The challenges are reflected in the biodiversity impact reporting by companies. According to André Chanavat, director at product management, ESG, at Refinitiv, only 20% of the 8,500 active publicly listed companies in its database report their biodiversity impact, much lower than the ratio that report on carbon-related metrics. Moreover, of those that report, quality varies; many use qualitative rather than quantitative statements. Top reporters by sector are mineral resources, utilities, energy & fossil fuels, food & beverage and real estate.

Sadayoshi Tobai, chief executive officer of WWF Japan, said firms lack understanding on how they affect biodiversity due to the complexity of the topic. If a company is trading in timber or seafood, it is clear, he said, but that is not the case for companies who deal with many ingredients.

“We need data provider services and advisors to help companies establish the linkage between their products and services and nature, which is not so apparent in many cases,” he said.

Tobai added that political will is also required to encourage businesses “to think about biodiversity this year, not three or five years later.” In the same way that Japan’s announcement to go zero carbon by 2050 has prompted firms to tackle carbon, a commitment to biodiversity could reap benefits.

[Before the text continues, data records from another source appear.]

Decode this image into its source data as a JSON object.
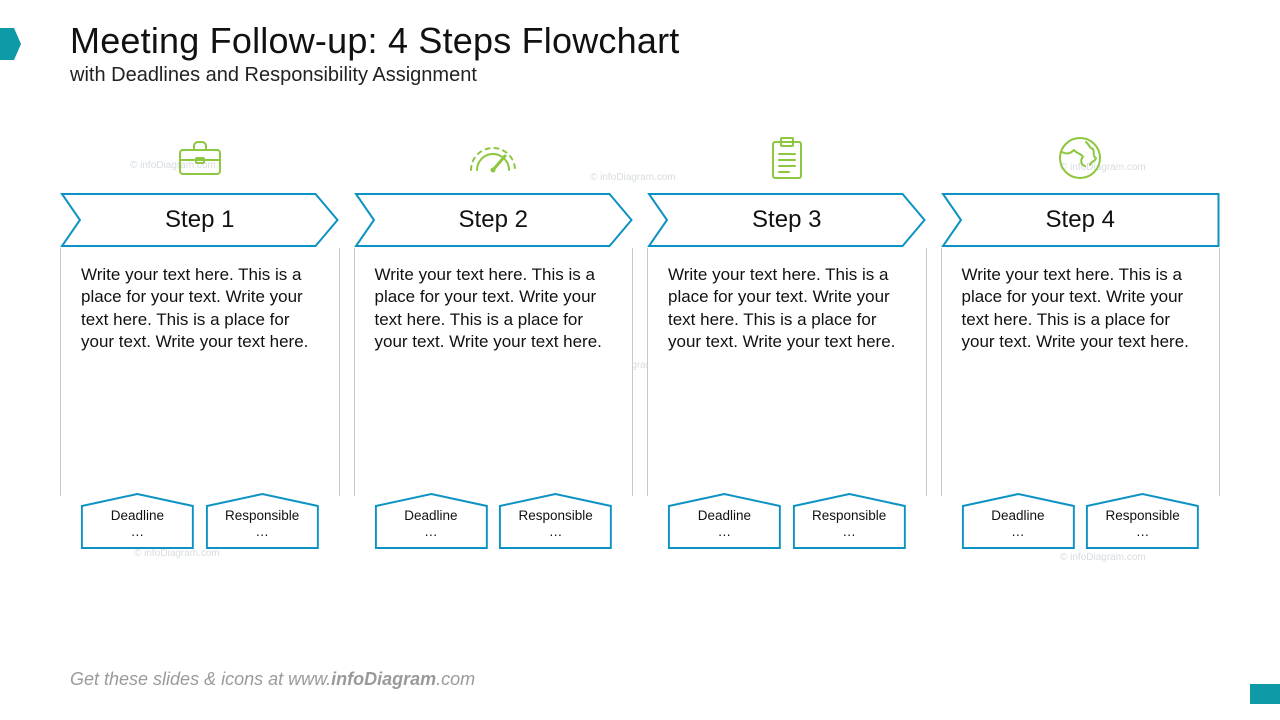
{
  "title": "Meeting Follow-up: 4 Steps Flowchart",
  "subtitle": "with Deadlines and Responsibility Assignment",
  "footer": {
    "prefix": "Get these slides & icons at www.",
    "brand": "infoDiagram",
    "suffix": ".com"
  },
  "colors": {
    "stroke": "#0c93c3",
    "icon": "#8dc63f"
  },
  "bodyPlaceholder": "Write your text here. This is a place for your text. Write your text here. This is a place for your text. Write your text here.",
  "tagPlaceholder": "…",
  "steps": [
    {
      "label": "Step 1",
      "icon": "briefcase-icon",
      "deadlineLabel": "Deadline",
      "responsibleLabel": "Responsible"
    },
    {
      "label": "Step 2",
      "icon": "gauge-icon",
      "deadlineLabel": "Deadline",
      "responsibleLabel": "Responsible"
    },
    {
      "label": "Step 3",
      "icon": "clipboard-icon",
      "deadlineLabel": "Deadline",
      "responsibleLabel": "Responsible"
    },
    {
      "label": "Step 4",
      "icon": "globe-icon",
      "deadlineLabel": "Deadline",
      "responsibleLabel": "Responsible"
    }
  ],
  "watermark": "© infoDiagram.com"
}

De Bazelaire predicted that the commitment of many companies to carbon zero “will be a driver to finance the restoration and preservation of biodiversity.” She is hopeful for biodiversity credits and an asset class on nature-based solutions.

SMEs and individuals are also expected to play a more important role in tackling the biodiversity crisis. Chanavat said the millions of SMEs around the world could have a great influence were they to report on their biodiversity impact.

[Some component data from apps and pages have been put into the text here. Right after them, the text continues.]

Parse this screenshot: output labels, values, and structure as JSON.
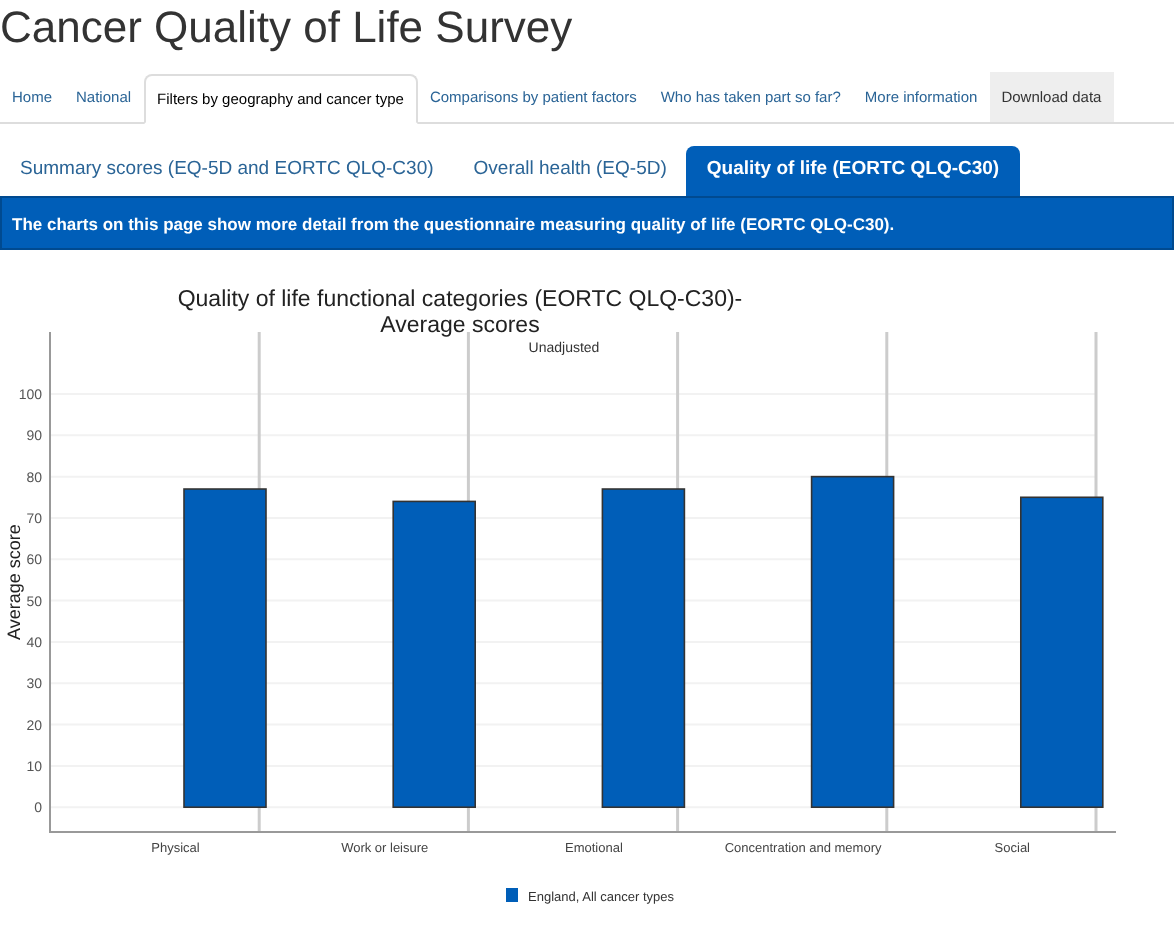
{
  "page_title": "Cancer Quality of Life Survey",
  "tabs": [
    {
      "label": "Home",
      "selected": false,
      "kind": "link"
    },
    {
      "label": "National",
      "selected": false,
      "kind": "link"
    },
    {
      "label": "Filters by geography and cancer type",
      "selected": true,
      "kind": "link"
    },
    {
      "label": "Comparisons by patient factors",
      "selected": false,
      "kind": "link"
    },
    {
      "label": "Who has taken part so far?",
      "selected": false,
      "kind": "link"
    },
    {
      "label": "More information",
      "selected": false,
      "kind": "link"
    },
    {
      "label": "Download data",
      "selected": false,
      "kind": "download"
    }
  ],
  "subtabs": [
    {
      "label": "Summary scores (EQ-5D and EORTC QLQ-C30)",
      "selected": false
    },
    {
      "label": "Overall health (EQ-5D)",
      "selected": false
    },
    {
      "label": "Quality of life (EORTC QLQ-C30)",
      "selected": true
    }
  ],
  "banner": "The charts on this page show more detail from the questionnaire measuring quality of life (EORTC QLQ-C30).",
  "chart": {
    "chart_data": {
      "type": "bar",
      "title": "Quality of life functional categories (EORTC QLQ-C30)-\nAverage scores",
      "subtitle": "Unadjusted",
      "ylabel": "Average score",
      "categories": [
        "Physical",
        "Work or leisure",
        "Emotional",
        "Concentration and memory",
        "Social"
      ],
      "series": [
        {
          "name": "England, All cancer types",
          "color": "#005eb8",
          "values": [
            77,
            74,
            77,
            80,
            75
          ]
        }
      ],
      "ylim": [
        -6,
        115
      ],
      "grid": true,
      "yticks": [
        0,
        10,
        20,
        30,
        40,
        50,
        60,
        70,
        80,
        90,
        100
      ]
    }
  }
}
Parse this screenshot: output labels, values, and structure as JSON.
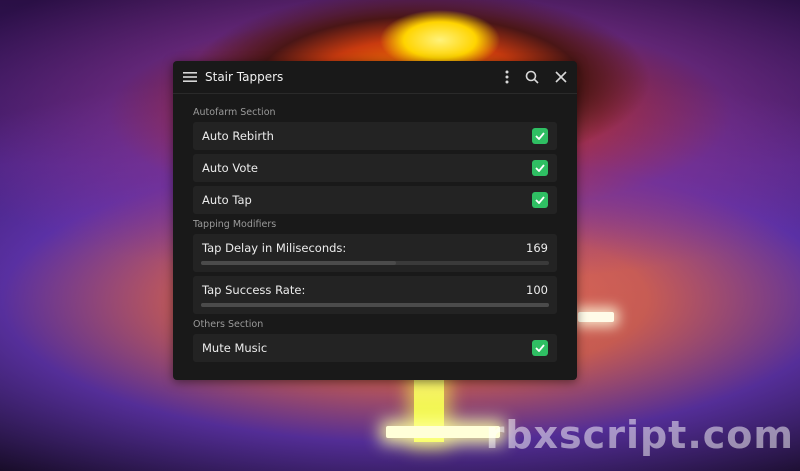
{
  "window": {
    "title": "Stair Tappers"
  },
  "sections": {
    "autofarm": {
      "label": "Autofarm Section",
      "items": [
        {
          "label": "Auto Rebirth",
          "checked": true
        },
        {
          "label": "Auto Vote",
          "checked": true
        },
        {
          "label": "Auto Tap",
          "checked": true
        }
      ]
    },
    "modifiers": {
      "label": "Tapping Modifiers",
      "sliders": [
        {
          "label": "Tap Delay in Miliseconds:",
          "value": "169",
          "fill_fraction": 0.56
        },
        {
          "label": "Tap Success Rate:",
          "value": "100",
          "fill_fraction": 1.0
        }
      ]
    },
    "others": {
      "label": "Others Section",
      "items": [
        {
          "label": "Mute Music",
          "checked": true
        }
      ]
    }
  },
  "icons": {
    "menu": "hamburger-menu-icon",
    "more": "vertical-dots-icon",
    "search": "search-icon",
    "close": "close-icon",
    "check": "checkmark-icon"
  },
  "colors": {
    "check_accent": "#2fbf63",
    "panel": "#191919",
    "row": "#232323"
  },
  "watermark": "rbxscript.com"
}
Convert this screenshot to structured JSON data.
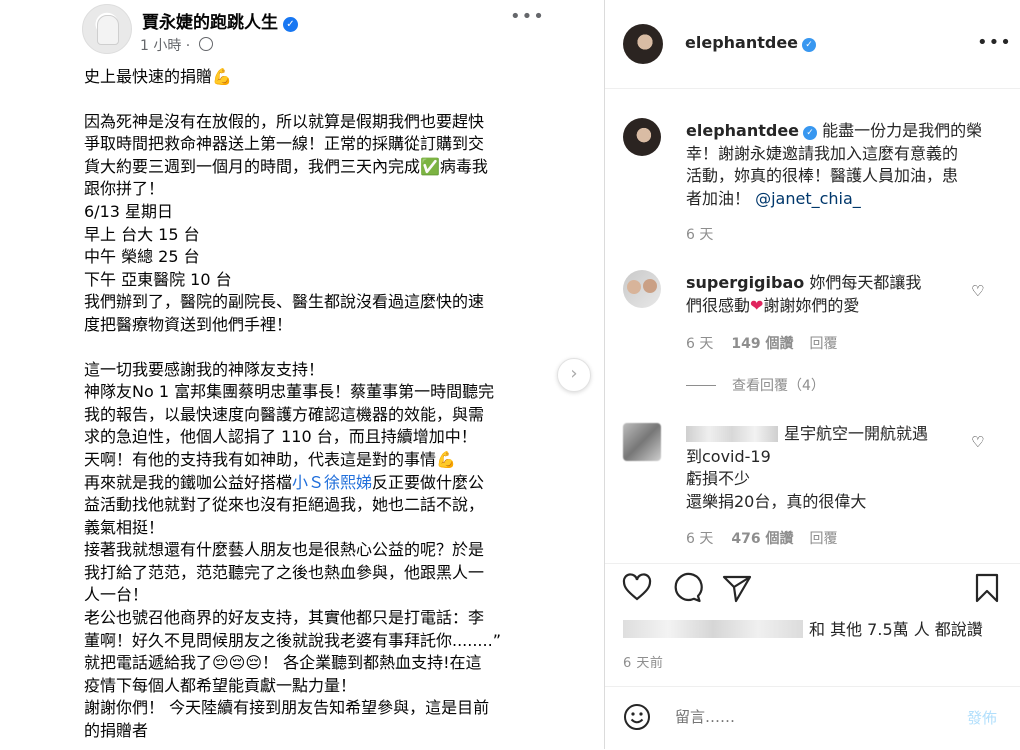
{
  "facebook_post": {
    "author": "賈永婕的跑跳人生",
    "time": "1 小時",
    "paragraphs": [
      "史上最快速的捐贈💪",
      "",
      "因為死神是沒有在放假的，所以就算是假期我們也要趕快",
      "爭取時間把救命神器送上第一線！正常的採購從訂購到交",
      "貨大約要三週到一個月的時間，我們三天內完成✅病毒我",
      "跟你拼了！",
      "6/13 星期日",
      "早上 台大 15 台",
      "中午 榮總 25 台",
      "下午 亞東醫院 10 台",
      "我們辦到了，醫院的副院長、醫生都說沒看過這麼快的速",
      "度把醫療物資送到他們手裡！",
      "",
      "這一切我要感謝我的神隊友支持！",
      "神隊友No 1 富邦集團蔡明忠董事長！蔡董事第一時間聽完",
      "我的報告，以最快速度向醫護方確認這機器的效能，與需",
      "求的急迫性，他個人認捐了 110 台，而且持續增加中！",
      "天啊！有他的支持我有如神助，代表這是對的事情💪",
      "再來就是我的鐵咖公益好搭檔小Ｓ徐熙娣反正要做什麼公",
      "益活動找他就對了從來也沒有拒絕過我，她也二話不說，",
      "義氣相挺！",
      "接著我就想還有什麼藝人朋友也是很熱心公益的呢？於是",
      "我打給了范范，范范聽完了之後也熱血參與，他跟黑人一",
      "人一台！",
      "老公也號召他商界的好友支持，其實他都只是打電話：李",
      "董啊！好久不見問候朋友之後就說我老婆有事拜託你........”",
      "就把電話遞給我了😔😔😔！ 各企業聽到都熱血支持!在這",
      "疫情下每個人都希望能貢獻一點力量！",
      "謝謝你們！ 今天陸續有接到朋友告知希望參與，這是目前",
      "的捐贈者"
    ],
    "link_text": "小Ｓ徐熙娣"
  },
  "instagram": {
    "username": "elephantdee",
    "caption": {
      "user": "elephantdee",
      "lines": [
        "能盡一份力是我們的榮",
        "幸！謝謝永婕邀請我加入這麼有意義的",
        "活動，妳真的很棒！醫護人員加油，患",
        "者加油！"
      ],
      "mention": "@janet_chia_",
      "time": "6 天"
    },
    "comments": [
      {
        "user": "supergigibao",
        "lines": [
          "妳們每天都讓我",
          "們很感動",
          "謝謝妳們的愛"
        ],
        "time": "6 天",
        "likes": "149 個讚",
        "reply": "回覆"
      },
      {
        "user": "",
        "lines": [
          "星宇航空一開航就遇",
          "到covid-19",
          "虧損不少",
          "還樂捐20台，真的很偉大"
        ],
        "time": "6 天",
        "likes": "476 個讚",
        "reply": "回覆"
      }
    ],
    "view_replies": "查看回覆（4）",
    "likes_summary": "和 其他 7.5萬 人 都說讚",
    "posted_ago": "6 天前",
    "comment_placeholder": "留言……",
    "post_button": "發佈"
  },
  "colors": {
    "ig_blue": "#3897f0",
    "fb_blue": "#1877f2",
    "link": "#216fdb"
  }
}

Meanwhile, WWF Japan is shifting away from stimulating high-impact change in a few big companies to boosting awareness on sustainability among the public. Younger generations are already showing more responsible attitudes to consumption, he said, which is incentivising businesses to create more green products and services.

Awareness is also front of mind for the UK government ahead of COP 15 and COP 26. “Our hope for this year is that we can raise the profile of nature in the same way [that we have done with climate change],” said Stratford.